Facebook RSS reader said to uncloak June 20
Secret event scooped by Scottish developer?
Facebook has sent out invitations for a press event on June 20, and it's widely rumored to be the announcement of a new RSS reader aimed at scooping up disaffected Google Reader users.
In March, Google announced it was going to shut down the Reader system on July 1, saying that the number of users had declined over the years and that the Chocolate Factory wanted to focus on new creations.
Fading news aggregation site Digg has already announced it will build its own RSS system to support those Google users who don't fancy any of the other myriad of readers out there (and try and get Digg some traction again with internet users). Now Facebook has set out a mysterious invite (by snail mail no less – how retro) for the event.
The dead-tree invitation features a printed coffee cup stain ring and the words "A small team has been working on a big idea.

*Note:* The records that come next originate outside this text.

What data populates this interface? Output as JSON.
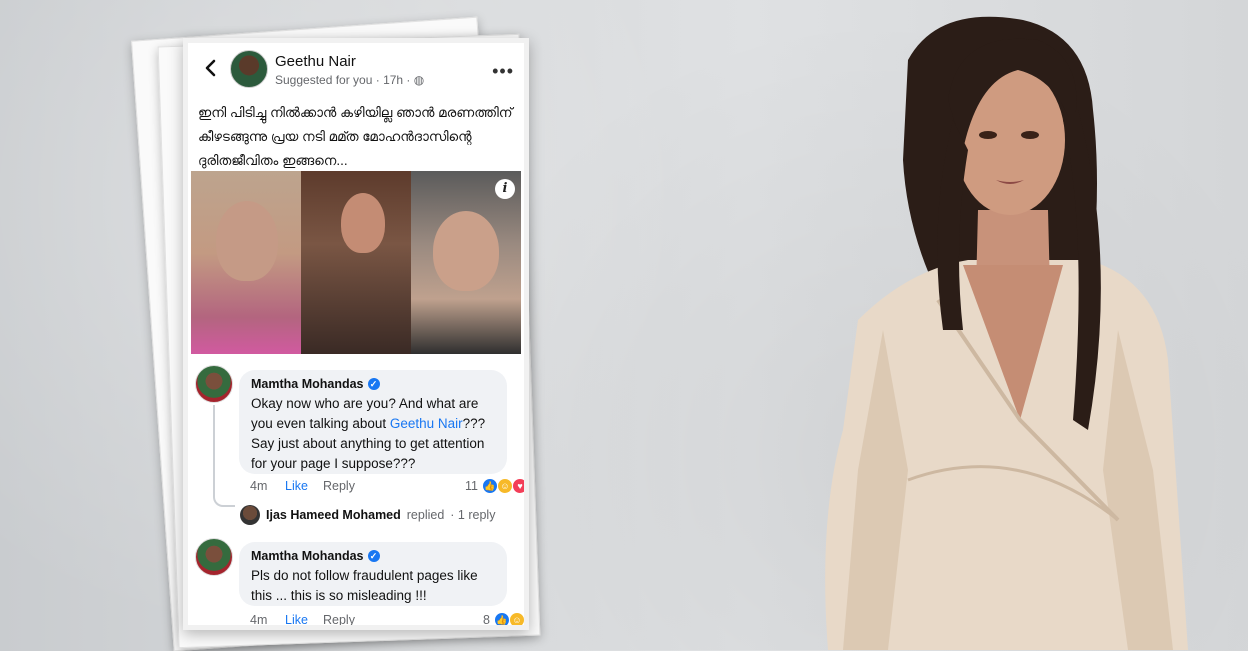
{
  "post": {
    "page_name": "Geethu Nair",
    "subtitle": "Suggested for you · 17h ·",
    "text_line1": "ഇനി പിടിച്ചു നിൽക്കാൻ കഴിയില്ല ഞാൻ മരണത്തിന്",
    "text_line2": "കീഴടങ്ങുന്നു പ്രയ നടി മമ്ത മോഹൻദാസിന്റെ",
    "text_line3": "ദുരിതജീവിതം ഇങ്ങനെ...",
    "info_icon": "i"
  },
  "comments": [
    {
      "name": "Mamtha Mohandas",
      "body_part1": "Okay now who are you? And what are you even talking about ",
      "mention": "Geethu Nair",
      "body_part2": "??? Say just about anything to get attention for your page I suppose???",
      "time": "4m",
      "like": "Like",
      "reply": "Reply",
      "reactions": "11"
    },
    {
      "name": "Mamtha Mohandas",
      "body": "Pls do not follow fraudulent pages like this ... this is so misleading !!!",
      "time": "4m",
      "like": "Like",
      "reply": "Reply",
      "reactions": "8"
    }
  ],
  "reply_thread": {
    "name": "Ijas Hameed Mohamed",
    "replied": "replied",
    "count": "· 1 reply"
  },
  "icons": {
    "back": "chevron-left",
    "more": "•••",
    "verified": "✓",
    "like_reaction": "👍",
    "haha_reaction": "😆",
    "love_reaction": "♥"
  },
  "colors": {
    "facebook_blue": "#1877f2",
    "bubble_gray": "#f0f2f5",
    "meta_gray": "#65676b"
  }
}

Join us for coffee and learn about a new product." No other details have been released, but a Scottish developer may have spotted an important clue as to the purpose of the mysterious announcement.

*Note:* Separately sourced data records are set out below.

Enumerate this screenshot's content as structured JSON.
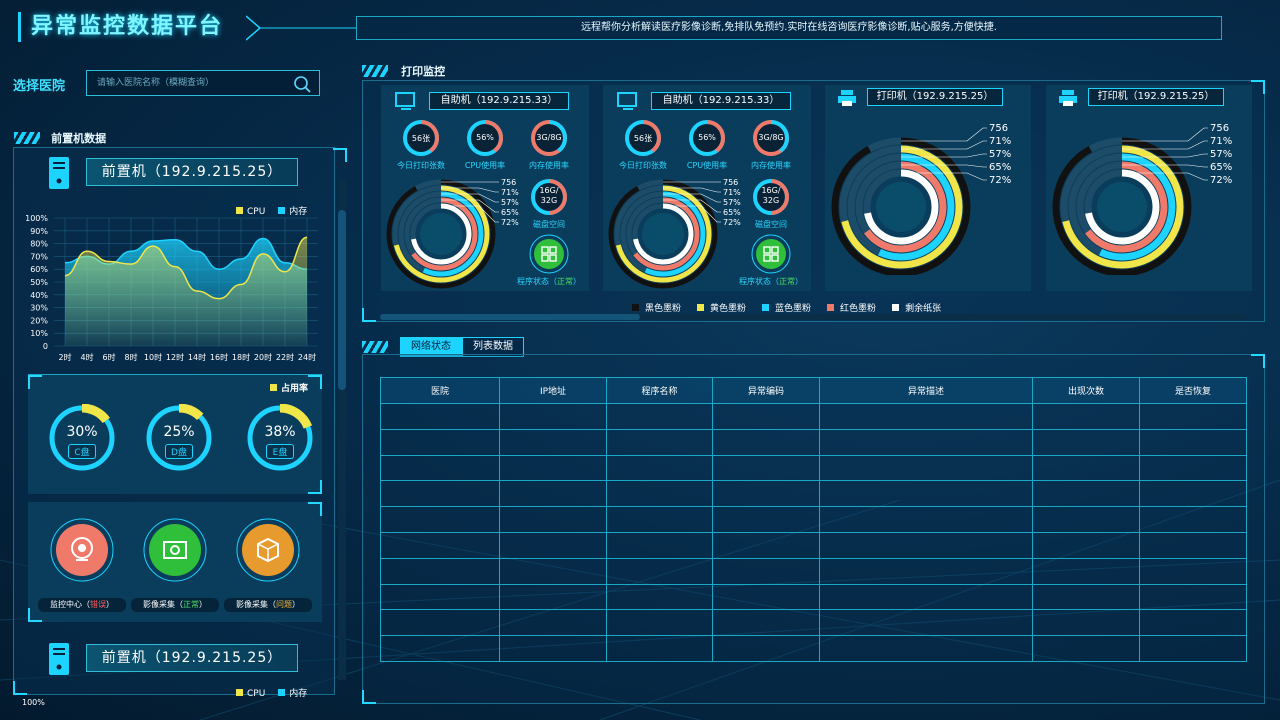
{
  "header": {
    "title": "异常监控数据平台",
    "banner": "远程帮你分析解读医疗影像诊断,免排队免预约.实时在线咨询医疗影像诊断,贴心服务,方便快捷."
  },
  "sidebar": {
    "select_label": "选择医院",
    "search_placeholder": "请输入医院名称（模糊查询）",
    "section_title": "前置机数据",
    "front1_name": "前置机（192.9.215.25）",
    "front2_name": "前置机（192.9.215.25）",
    "legend_cpu": "CPU",
    "legend_mem": "内存",
    "y_ticks": [
      "100%",
      "90%",
      "80%",
      "70%",
      "60%",
      "50%",
      "40%",
      "30%",
      "20%",
      "10%",
      "0"
    ],
    "x_ticks": [
      "2时",
      "4时",
      "6时",
      "8时",
      "10时",
      "12时",
      "14时",
      "16时",
      "18时",
      "20时",
      "22时",
      "24时"
    ],
    "bottom_y_top": "100%",
    "disk_legend": "占用率",
    "disks": [
      {
        "pct": "30%",
        "label": "C盘",
        "value": 0.3
      },
      {
        "pct": "25%",
        "label": "D盘",
        "value": 0.25
      },
      {
        "pct": "38%",
        "label": "E盘",
        "value": 0.38
      }
    ],
    "services": [
      {
        "name": "监控中心",
        "status": "错误",
        "status_color": "#ff5a5a",
        "color": "#f07a6a",
        "icon": "camera-icon"
      },
      {
        "name": "影像采集",
        "status": "正常",
        "status_color": "#47e05a",
        "color": "#2fbf3a",
        "icon": "photo-icon"
      },
      {
        "name": "影像采集",
        "status": "问题",
        "status_color": "#f0b23a",
        "color": "#e79a2e",
        "icon": "box-icon"
      }
    ]
  },
  "chart_data": {
    "type": "area",
    "categories": [
      "2时",
      "4时",
      "6时",
      "8时",
      "10时",
      "12时",
      "14时",
      "16时",
      "18时",
      "20时",
      "22时",
      "24时"
    ],
    "series": [
      {
        "name": "CPU",
        "color": "#f0e64a",
        "values": [
          55,
          74,
          66,
          64,
          78,
          62,
          43,
          37,
          48,
          72,
          58,
          85
        ]
      },
      {
        "name": "内存",
        "color": "#1dd3ff",
        "values": [
          65,
          70,
          64,
          74,
          82,
          83,
          74,
          60,
          68,
          84,
          65,
          60
        ]
      }
    ],
    "ylim": [
      0,
      100
    ],
    "grid": true,
    "legend": "top-right"
  },
  "print": {
    "section_title": "打印监控",
    "kiosks": [
      {
        "name": "自助机（192.9.215.33）",
        "today": "56张",
        "today_label": "今日打印张数",
        "cpu": "56%",
        "cpu_label": "CPU使用率",
        "mem": "3G/8G",
        "mem_label": "内存使用率",
        "disk": "16G/32G",
        "disk_label": "磁盘空间",
        "status_label": "程序状态",
        "status": "正常",
        "rings": [
          "756",
          "71%",
          "57%",
          "65%",
          "72%"
        ]
      },
      {
        "name": "自助机（192.9.215.33）",
        "today": "56张",
        "today_label": "今日打印张数",
        "cpu": "56%",
        "cpu_label": "CPU使用率",
        "mem": "3G/8G",
        "mem_label": "内存使用率",
        "disk": "16G/32G",
        "disk_label": "磁盘空间",
        "status_label": "程序状态",
        "status": "正常",
        "rings": [
          "756",
          "71%",
          "57%",
          "65%",
          "72%"
        ]
      }
    ],
    "printers": [
      {
        "name": "打印机（192.9.215.25）",
        "rings": [
          "756",
          "71%",
          "57%",
          "65%",
          "72%"
        ]
      },
      {
        "name": "打印机（192.9.215.25）",
        "rings": [
          "756",
          "71%",
          "57%",
          "65%",
          "72%"
        ]
      }
    ],
    "legend": [
      {
        "label": "黑色墨粉",
        "color": "#111111"
      },
      {
        "label": "黄色墨粉",
        "color": "#f0e64a"
      },
      {
        "label": "蓝色墨粉",
        "color": "#1dd3ff"
      },
      {
        "label": "红色墨粉",
        "color": "#f07a6a"
      },
      {
        "label": "剩余纸张",
        "color": "#ffffff"
      }
    ]
  },
  "table": {
    "tabs": [
      "网络状态",
      "列表数据"
    ],
    "columns": [
      "医院",
      "IP地址",
      "程序名称",
      "异常编码",
      "异常描述",
      "出现次数",
      "是否恢复"
    ]
  }
}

Tom Waddington, who also maintains the home arts and crafts website Cut Out + Keep with his fiancé Cat Morley, blogged on Thursday that he'd spotted something unusual in Facebook's code base.

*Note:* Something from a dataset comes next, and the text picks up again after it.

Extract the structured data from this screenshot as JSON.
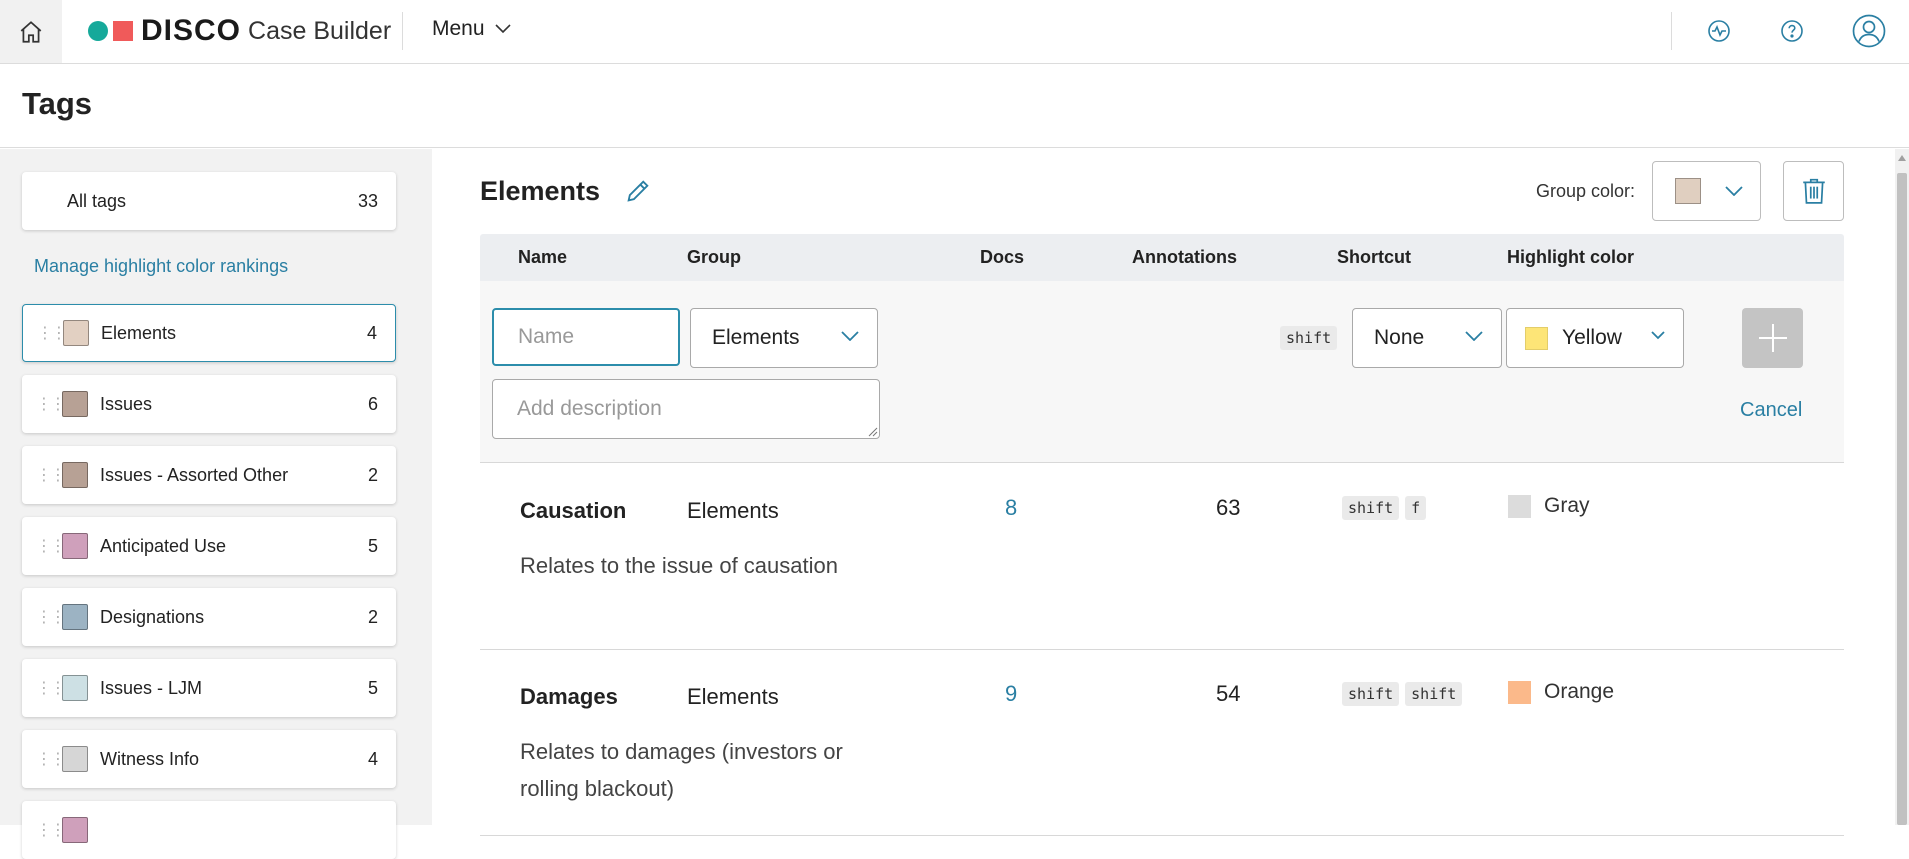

"A new entry appeared – now users have RSS feeds, each RSS feed has multiple entries, and a list of subscribers," he wrote.
"What's surprising is that the code mentions RSS specifically and distinctly from existing interest lists and friend lists. Also, note that this is unconnected to Facebook outputting RSS feeds, which they've done for a while."
A Facebook RSS footprint?
Waddington said that he'd tried to access the RSS feeds by means of the API, but it was locked down and only available to whitelisted applications at the present time.
If Facebook does have a new RSS reader, the move would fit in with the company's strategy of trying to become the go-to place for internet users looking to know what is going on in the world, a strategy Mark Zuckerberg pointed to at the March launch of Facebook's revamped news feed.
"We want more than a single feed of content," the behoodied one said at the time. "We want to give everyone in the world the best newspaper we can. It should have high-quality public content and socially relevant content, and to drill into any topic." ®